When Dear Esther did try to say and do something directly – when it wrestled control away in the final minutes and forced a suicidal plunge upon me – it was weaker. It was no longer a sad, ambling voyage through sight and sound and broken memories, but instead a mandate. I don’t know why control was taken away.
I would have jumped anyway, once I reached the top of that mast. It would be the only sensible thing to do. The only right thing. I was alone. I was guilty. Whatever exploration of this island I could do was only ever delaying the inevitable. Why not let me wander it at my leisure, spend as long in this pretty purgatory as I needed to before I said my goodbyes to it, to the world, and to dear, unseen yet – I know, oh I know, oh so terribly important Esther?
Still, as my screen climbed me up that iron ladder, as it dropped my gaze to the rocky shore below, as grass fluttered softly in the breeze, as the candlelights at sea level twinkled, as the narrator uttered his regrets and his resolutions, my heart did soar in dark triumph. (Ach, who am I to accuse this game of excessively purple prose?) Esther. I never knew her, but I knew Esther was every mistake I’d ever made. Goodbye, Esther. This was the only right thing to do, the only way for this to possibly end. The pixels on my screen moved, but I did not. But my mind was busy, creating a perfect image of myself, arms outstretched, diving, smiling, and then…
And then that was it. I do not understand why anyone would ever play through Dear Esther a second time. It ends. It is supposed to end. Why repeat something so final? The pursuit of different lines of dialogue, plucked at random from a small database of voice samples, seems futile to me. Perhaps there is one clear, true, absolute tale to be slowly pieced together, cutting through the contradictions, the confusion and the narrator’s insensible grief, but if there is I don’t wish to know it.
The meaning I created for myself, both early on and then again come the resolution, is more than that could ever be – yet it is nothing concrete or even describable.
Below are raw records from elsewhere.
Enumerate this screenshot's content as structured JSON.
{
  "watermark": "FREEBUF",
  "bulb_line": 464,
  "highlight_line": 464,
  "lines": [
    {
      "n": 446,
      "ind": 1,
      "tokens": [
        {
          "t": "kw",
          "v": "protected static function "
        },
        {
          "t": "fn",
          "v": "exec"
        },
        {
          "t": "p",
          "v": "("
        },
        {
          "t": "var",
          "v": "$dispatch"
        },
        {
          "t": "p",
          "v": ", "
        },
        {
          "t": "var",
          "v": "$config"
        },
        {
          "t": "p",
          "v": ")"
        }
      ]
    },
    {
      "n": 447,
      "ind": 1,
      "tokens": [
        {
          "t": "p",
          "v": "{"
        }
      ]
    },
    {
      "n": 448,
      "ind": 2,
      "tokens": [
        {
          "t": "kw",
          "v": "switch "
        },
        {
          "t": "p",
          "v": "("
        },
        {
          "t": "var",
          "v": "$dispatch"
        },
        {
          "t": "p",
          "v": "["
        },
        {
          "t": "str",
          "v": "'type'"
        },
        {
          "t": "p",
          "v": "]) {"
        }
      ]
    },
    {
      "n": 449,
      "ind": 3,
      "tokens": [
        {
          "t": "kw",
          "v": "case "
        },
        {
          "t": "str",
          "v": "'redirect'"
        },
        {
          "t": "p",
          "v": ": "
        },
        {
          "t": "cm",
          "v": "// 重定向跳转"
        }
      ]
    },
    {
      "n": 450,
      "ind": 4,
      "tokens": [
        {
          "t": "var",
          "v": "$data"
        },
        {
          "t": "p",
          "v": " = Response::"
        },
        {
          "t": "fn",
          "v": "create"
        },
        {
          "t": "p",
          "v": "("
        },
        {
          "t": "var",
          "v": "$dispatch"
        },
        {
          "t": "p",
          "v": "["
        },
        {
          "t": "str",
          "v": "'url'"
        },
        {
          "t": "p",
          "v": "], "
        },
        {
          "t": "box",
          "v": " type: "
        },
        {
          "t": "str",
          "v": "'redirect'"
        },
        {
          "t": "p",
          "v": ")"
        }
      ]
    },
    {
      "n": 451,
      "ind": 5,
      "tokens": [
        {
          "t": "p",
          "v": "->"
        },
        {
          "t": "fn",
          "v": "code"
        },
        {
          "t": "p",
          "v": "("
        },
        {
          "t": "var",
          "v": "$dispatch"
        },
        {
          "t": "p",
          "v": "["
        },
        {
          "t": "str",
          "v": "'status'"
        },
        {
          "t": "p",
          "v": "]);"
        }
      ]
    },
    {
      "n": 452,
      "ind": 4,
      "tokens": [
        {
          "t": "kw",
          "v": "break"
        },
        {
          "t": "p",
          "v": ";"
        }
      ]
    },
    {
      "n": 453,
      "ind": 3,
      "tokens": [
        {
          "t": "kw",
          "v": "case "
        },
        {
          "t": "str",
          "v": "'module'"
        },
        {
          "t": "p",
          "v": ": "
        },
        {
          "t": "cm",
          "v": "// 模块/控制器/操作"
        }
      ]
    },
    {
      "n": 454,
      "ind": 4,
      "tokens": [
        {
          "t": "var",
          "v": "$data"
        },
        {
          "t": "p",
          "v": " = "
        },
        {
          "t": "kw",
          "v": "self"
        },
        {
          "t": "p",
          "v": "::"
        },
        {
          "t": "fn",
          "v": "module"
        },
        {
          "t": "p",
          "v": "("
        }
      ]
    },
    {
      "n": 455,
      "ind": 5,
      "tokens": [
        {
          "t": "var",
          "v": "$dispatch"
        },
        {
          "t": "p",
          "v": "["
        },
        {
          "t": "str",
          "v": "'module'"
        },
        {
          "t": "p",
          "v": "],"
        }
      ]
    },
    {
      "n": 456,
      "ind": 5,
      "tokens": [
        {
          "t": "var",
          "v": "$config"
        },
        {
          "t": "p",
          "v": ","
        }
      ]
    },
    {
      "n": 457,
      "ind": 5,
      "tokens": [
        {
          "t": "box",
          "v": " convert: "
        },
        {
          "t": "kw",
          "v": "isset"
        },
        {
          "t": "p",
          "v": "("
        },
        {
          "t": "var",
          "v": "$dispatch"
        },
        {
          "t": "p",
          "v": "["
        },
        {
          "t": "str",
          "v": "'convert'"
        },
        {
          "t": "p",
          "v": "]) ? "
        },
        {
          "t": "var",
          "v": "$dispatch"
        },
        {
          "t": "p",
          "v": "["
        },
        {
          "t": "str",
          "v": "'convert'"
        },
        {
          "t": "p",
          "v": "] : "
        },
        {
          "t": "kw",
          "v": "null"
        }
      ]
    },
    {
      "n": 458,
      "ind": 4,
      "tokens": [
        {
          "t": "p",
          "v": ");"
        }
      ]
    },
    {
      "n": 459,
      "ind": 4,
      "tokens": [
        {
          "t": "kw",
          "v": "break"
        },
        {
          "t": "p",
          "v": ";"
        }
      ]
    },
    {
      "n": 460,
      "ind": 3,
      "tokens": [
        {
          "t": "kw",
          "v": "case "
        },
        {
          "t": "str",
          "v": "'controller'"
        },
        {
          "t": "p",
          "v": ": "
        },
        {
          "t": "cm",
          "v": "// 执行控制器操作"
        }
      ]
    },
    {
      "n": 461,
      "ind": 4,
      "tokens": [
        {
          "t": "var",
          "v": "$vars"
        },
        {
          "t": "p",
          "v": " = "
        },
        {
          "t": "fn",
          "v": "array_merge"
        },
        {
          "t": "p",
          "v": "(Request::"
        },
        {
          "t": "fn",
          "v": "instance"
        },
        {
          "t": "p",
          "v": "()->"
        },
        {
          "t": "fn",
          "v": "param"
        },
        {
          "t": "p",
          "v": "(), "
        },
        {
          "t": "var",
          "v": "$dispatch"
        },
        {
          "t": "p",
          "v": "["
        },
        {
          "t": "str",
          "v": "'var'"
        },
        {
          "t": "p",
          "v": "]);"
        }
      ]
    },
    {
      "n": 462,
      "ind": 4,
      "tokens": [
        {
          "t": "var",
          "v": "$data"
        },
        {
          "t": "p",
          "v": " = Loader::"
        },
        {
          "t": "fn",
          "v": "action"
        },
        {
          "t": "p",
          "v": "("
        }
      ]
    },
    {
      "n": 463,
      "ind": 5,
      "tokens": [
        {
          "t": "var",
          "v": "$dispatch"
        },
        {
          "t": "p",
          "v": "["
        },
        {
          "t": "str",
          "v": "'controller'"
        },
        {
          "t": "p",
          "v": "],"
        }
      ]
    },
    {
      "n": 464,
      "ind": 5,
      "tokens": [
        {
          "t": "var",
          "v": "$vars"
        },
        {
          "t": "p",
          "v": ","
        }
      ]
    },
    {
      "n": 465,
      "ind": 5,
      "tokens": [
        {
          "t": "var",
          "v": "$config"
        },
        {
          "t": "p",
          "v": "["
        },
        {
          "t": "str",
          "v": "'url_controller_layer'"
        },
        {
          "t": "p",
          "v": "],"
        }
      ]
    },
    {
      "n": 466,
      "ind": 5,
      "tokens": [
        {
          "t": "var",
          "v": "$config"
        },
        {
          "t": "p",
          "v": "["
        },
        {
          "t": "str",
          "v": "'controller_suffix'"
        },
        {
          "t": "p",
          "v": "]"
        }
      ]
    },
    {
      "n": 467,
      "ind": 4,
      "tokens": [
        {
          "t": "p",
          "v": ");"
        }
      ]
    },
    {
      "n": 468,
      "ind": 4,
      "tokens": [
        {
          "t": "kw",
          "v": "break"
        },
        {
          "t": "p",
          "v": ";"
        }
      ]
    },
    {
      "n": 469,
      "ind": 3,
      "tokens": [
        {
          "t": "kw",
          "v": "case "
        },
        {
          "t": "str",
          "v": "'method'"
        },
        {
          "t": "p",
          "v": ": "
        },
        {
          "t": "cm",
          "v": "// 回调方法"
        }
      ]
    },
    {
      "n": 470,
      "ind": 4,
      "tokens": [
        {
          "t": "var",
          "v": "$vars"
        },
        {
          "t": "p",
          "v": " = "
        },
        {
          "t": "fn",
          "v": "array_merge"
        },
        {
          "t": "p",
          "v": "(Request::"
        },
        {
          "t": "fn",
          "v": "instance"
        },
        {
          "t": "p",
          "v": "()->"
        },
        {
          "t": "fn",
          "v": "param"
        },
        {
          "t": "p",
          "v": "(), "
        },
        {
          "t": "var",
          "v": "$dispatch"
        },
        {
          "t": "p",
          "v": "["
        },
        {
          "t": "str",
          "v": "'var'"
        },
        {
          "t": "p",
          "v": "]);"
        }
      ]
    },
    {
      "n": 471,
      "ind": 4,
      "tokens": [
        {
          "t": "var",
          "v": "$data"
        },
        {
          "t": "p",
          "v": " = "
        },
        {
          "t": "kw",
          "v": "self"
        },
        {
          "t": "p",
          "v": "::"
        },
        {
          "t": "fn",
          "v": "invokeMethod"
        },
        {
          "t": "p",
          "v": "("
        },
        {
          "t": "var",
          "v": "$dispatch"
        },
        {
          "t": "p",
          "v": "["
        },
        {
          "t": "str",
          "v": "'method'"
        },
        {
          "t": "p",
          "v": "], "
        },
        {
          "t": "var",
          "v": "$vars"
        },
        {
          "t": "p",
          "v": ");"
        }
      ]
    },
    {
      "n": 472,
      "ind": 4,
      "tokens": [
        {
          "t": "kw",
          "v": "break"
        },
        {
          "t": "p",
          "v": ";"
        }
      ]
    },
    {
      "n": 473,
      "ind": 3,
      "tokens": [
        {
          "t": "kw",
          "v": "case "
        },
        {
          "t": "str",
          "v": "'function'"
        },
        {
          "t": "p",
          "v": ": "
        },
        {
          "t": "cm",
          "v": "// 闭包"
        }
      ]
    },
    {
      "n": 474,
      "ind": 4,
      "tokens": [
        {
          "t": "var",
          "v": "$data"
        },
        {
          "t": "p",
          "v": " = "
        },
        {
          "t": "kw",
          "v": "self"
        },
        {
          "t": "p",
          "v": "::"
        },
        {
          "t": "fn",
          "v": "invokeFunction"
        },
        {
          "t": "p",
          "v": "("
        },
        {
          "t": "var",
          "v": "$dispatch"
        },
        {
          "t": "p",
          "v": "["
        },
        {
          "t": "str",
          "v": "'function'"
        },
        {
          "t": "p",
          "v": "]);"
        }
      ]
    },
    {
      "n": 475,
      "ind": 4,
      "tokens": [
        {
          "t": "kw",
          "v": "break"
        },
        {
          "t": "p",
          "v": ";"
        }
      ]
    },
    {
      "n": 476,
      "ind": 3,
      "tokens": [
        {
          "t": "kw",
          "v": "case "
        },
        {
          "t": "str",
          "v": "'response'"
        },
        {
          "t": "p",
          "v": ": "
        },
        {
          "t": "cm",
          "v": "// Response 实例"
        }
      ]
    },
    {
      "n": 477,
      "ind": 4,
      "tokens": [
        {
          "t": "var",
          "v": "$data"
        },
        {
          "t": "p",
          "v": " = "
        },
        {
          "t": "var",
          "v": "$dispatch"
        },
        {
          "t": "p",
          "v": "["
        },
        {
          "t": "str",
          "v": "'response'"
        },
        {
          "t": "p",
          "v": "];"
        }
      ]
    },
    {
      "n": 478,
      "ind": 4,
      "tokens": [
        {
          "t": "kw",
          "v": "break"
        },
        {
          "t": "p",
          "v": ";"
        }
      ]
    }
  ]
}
I feel a great swell of pity for people on Wikipedia, GameFaqs, forums et al who have attempted to clarify all, and indeed for anyone who rolled their eyes and thought ‘well, this is obvious’. They do that because they surely can’t have experienced the body-blows to the senses that I did.
Given I have no wish to play it again, nor do I understand why anyone else would, at $10 Dear Esther does seem, by standard metrics, too expensive for a mere 90 minutes or so of slow journey through a Hebridean island wilderness with only one possible outcome. Then again, the same money would buy me an hour and a half of going to watch a man dressed as a superhero punch some special effects. Why would I not pay the same for an hour and a half of admiring and wondering at stark beauty, and feeling dark corners of my brain whisper dark secrets about myself to me? I climbed that tower, I jumped from it, and I did soar.
Dear Esther is out now.